The proposed aid for nuclear power, which provides about 19% of the nation’s electricity, comes as the industry has undergone a wave of closures. Reactors have high operating costs and are increasingly struggling to compete with cheaper electricity produced using natural gas and renewables.
The assistance could be a boon for operators such as Southern Co. and Exelon Corp., as well as for uranium miners like Lakewood, Colorado-based Energy Fuels, Inc. Nuclear reactors that use domestically mined and enriched uranium would be given priority under the proposed program.
Plant operators would need to show they’re losing money, even after receiving any state subsidies, so only a small number of plant owners would qualify. That could include some Exelon reactors in Illinois, or Energy Harbor Corp. plants in Ohio or Pennsylvania, said Katie Bays, an analyst at FiscalNote Markets.
“It’s definitely enough money to support the merchant reactors that are on the cusp of closure,” Bays said.
However, the slow and uncertain pace of legislation means the bill may not be much help for some Exelon plants. The operator of the biggest U.S nuclear fleet plans to shutter two sites in Illinois in September and November, and isn’t willing to change those plans without more certainty from Washington, though a proposed state bailout may come in time to save the Byron and Dresden power plants.
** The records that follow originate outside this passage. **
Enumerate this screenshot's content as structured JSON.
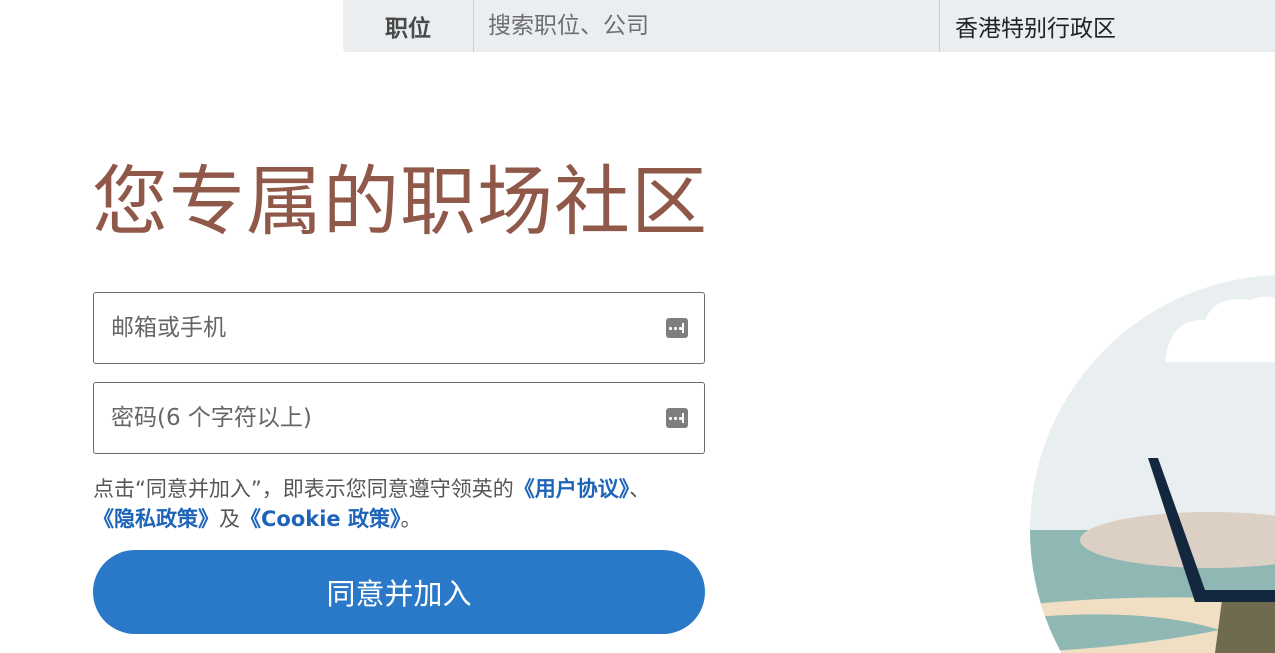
{
  "search": {
    "type_label": "职位",
    "query_placeholder": "搜索职位、公司",
    "location": "香港特别行政区"
  },
  "hero": {
    "headline": "您专属的职场社区"
  },
  "form": {
    "email_placeholder": "邮箱或手机",
    "password_placeholder": "密码(6 个字符以上)",
    "agreement": {
      "prefix": "点击“同意并加入”，即表示您同意遵守领英的",
      "user_agreement": "《用户协议》",
      "sep": "、",
      "privacy_policy": "《隐私政策》",
      "and": "及",
      "cookie_policy": "《Cookie 政策》",
      "suffix": "。"
    },
    "join_label": "同意并加入"
  },
  "colors": {
    "headline": "#8f5849",
    "accent": "#2a78c8",
    "link": "#1d64b8",
    "searchbar_bg": "#eaeef1"
  }
}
“While we are encouraged by growing support in Congress to preserve nuclear energy to help combat climate change, the policy proposals currently under consideration face a highly uncertain future and could take months to pass the full Congress and years to come to fruition, if at all,” Paul Adams, an Exelon spokesman, said by email.
The Biden administration has said maintaining the nation’s fleet of nuclear power is needed to help meet its ambitious climate goals, which include a carbon-free electric grid by 2035, and a carbon-free economy by 2050. Another proponent of incentives for nuclear reactors is Senator Joe Manchin, the West Virginia Democrat who is chairman of the Senate Energy and Natural Resources Committee and who serves as a powerful swing vote.
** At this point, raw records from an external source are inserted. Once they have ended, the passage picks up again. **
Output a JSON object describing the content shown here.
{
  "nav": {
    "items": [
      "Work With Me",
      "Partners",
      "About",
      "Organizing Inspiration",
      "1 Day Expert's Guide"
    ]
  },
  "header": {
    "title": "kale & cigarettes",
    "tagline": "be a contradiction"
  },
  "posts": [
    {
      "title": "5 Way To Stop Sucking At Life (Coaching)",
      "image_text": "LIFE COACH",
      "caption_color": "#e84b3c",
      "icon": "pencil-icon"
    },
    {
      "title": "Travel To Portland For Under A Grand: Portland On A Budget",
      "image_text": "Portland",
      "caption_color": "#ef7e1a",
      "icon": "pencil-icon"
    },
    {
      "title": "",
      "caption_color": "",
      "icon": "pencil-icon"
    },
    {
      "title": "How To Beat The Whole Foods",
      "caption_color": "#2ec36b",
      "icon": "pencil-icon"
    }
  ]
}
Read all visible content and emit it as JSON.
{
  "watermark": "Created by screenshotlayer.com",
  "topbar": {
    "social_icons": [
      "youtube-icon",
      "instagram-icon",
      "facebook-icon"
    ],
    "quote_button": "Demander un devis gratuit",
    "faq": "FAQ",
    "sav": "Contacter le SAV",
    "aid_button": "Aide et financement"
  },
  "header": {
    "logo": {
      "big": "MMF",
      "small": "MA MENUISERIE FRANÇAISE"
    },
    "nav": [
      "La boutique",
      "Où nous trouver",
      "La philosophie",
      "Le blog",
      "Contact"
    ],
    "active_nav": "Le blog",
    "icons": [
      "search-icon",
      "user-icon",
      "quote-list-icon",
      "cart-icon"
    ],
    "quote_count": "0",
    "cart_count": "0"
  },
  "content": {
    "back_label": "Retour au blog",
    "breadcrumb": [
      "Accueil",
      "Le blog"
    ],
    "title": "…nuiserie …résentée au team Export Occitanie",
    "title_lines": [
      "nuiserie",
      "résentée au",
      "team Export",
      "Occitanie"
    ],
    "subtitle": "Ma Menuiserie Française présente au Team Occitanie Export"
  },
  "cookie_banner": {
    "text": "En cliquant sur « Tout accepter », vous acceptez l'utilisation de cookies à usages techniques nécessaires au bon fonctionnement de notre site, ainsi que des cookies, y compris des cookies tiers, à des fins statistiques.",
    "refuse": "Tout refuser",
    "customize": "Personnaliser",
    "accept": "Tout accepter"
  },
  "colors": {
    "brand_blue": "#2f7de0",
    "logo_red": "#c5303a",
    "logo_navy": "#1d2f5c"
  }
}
With the closing of Entergy Corp.’s Indian Point nuclear power plant in New York in April, the number of nuclear reactors operating in the U.S. has fallen to 93 from 104 two decades ago. Without any policy changes, more than half of the nation’s nuclear fleet will retire by 2030, according to report earlier this year by the Rhodium Group.
“Nuclear energy is a vital part of America’s energy system, producing more carbon-free electricity than all of our wind, solar, and hydropower combined,” said John Kotek, a senior vice president at the Nuclear Energy Institute, a Washington-based trade group. “Retaining our nuclear plants is essential to reach our carbon targets faster and is the least-expensive way to keep carbon off the grid.”
While nuclear power is carbon-free, it has drawn opposition from some progressives and environmentalists who have qualms about radioactive waste, uranium mining for reactor fuel and the risk of accidents.